Friday, June 16, 2017By:
Saturday, I had the unique opportunity to attend a Pride Parade over the weekend. It was incredible how many people came out in support, and even more amazing were the numbers of people marching along the route; they came in groups or stood high on floats, waving to the crowds as they passed by, dominating the block with their presence. It went on hours longer than I could have expected, and a grand, festive display of unified celebration stretched on for a mile in either direction. For all the tension and unsurety that permeates our lives on a daily basis, it's truly something awe-inspiring to see so many get to gether to celebrate who we collectively are and bask in the differences that make us so richly diverse.
Back on the work front, my progress with my intern partner has gone satisfyingly well. Each day we have more concrete and developed material, and soon we'll be publishing all of our hard work for others to see and use. Given the scale of what we're trying to do, I can confidently say that our efforts will have a profound effect on SPS efforts to bring outreach options to anyone who wants them. In addition, I'm also looking forward to what I'll be able to do later in the summer at NIST working directly with teachers, and hopefully at the Cincinatti Summer meeting of AAPT.

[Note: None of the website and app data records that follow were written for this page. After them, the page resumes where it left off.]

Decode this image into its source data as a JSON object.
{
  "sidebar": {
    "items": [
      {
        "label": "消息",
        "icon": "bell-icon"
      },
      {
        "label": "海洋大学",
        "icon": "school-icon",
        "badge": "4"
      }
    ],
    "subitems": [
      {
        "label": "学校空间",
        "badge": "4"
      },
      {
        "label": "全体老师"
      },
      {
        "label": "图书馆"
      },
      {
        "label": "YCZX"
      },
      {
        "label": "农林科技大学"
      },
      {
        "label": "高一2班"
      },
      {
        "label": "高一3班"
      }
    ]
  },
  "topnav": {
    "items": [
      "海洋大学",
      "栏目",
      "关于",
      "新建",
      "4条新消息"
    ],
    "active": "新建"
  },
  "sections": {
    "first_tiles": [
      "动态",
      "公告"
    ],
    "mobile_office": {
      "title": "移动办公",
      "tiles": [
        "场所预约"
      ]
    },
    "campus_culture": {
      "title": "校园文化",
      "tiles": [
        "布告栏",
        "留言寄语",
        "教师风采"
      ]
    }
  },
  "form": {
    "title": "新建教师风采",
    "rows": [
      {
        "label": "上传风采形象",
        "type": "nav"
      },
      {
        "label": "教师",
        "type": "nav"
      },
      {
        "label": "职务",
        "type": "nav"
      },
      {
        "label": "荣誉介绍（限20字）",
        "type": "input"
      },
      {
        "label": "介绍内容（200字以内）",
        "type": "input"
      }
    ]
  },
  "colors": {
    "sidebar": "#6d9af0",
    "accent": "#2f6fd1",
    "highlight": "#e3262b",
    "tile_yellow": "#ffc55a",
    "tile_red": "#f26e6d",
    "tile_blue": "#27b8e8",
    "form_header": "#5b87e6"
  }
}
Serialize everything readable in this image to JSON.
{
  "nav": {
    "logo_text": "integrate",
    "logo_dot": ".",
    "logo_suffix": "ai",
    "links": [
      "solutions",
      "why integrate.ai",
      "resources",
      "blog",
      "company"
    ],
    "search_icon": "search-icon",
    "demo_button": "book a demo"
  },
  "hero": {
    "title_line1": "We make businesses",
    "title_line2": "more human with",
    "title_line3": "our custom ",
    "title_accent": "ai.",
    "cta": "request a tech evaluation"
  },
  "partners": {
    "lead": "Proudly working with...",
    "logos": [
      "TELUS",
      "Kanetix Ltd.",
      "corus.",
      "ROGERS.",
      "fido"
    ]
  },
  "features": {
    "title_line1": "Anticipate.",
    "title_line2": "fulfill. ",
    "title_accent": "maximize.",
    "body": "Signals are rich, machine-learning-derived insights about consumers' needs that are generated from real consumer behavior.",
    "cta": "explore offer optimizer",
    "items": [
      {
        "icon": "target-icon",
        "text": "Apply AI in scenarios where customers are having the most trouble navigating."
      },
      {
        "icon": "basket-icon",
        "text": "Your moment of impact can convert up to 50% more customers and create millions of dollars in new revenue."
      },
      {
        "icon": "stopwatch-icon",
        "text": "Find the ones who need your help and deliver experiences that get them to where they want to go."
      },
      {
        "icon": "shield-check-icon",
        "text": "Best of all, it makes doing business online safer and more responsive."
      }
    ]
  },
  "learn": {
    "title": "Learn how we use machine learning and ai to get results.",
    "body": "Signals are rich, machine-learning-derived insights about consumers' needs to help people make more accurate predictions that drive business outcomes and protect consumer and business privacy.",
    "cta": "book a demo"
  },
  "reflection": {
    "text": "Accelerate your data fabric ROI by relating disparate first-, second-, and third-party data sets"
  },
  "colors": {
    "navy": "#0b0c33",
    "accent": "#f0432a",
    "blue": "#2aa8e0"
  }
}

Finally, the program organizers saw fit to treat us to dinner on a boat cruise this week. Last summer when I visited San Francisco for Physcon 2016, I took a ferry to Alcatraz island and filmed the American western coastline while I was aboard, thinking to myself how incredible and vast the pacific ocean must be from there on out. It reminds me of space in a way- spanning and indomitable, in a way that makes it almost seem infinite to something as small and fragile as me. Being back on the water reminded me of that vastness, and I wonder now if I can make my way just a little further east one of these days to see the other side of our great island, and say that I've seen the ends of the nation and shared my ideas with people from all over the world. Millennia ago, I might have thought I traveled all the way across the world. Millennia in the future, maybe my journey will seem even more insignificant.
But there's nowhere else in the known universe I'd rather be than right here, on our cozy little blue ball.
Thank you to Tim Fox, my old highschool physics teacher. You made it tough, in your own way, but given the perspective I have now there's nothing about that class I would have changed. Except maybe trying to turn in my homework a little more often.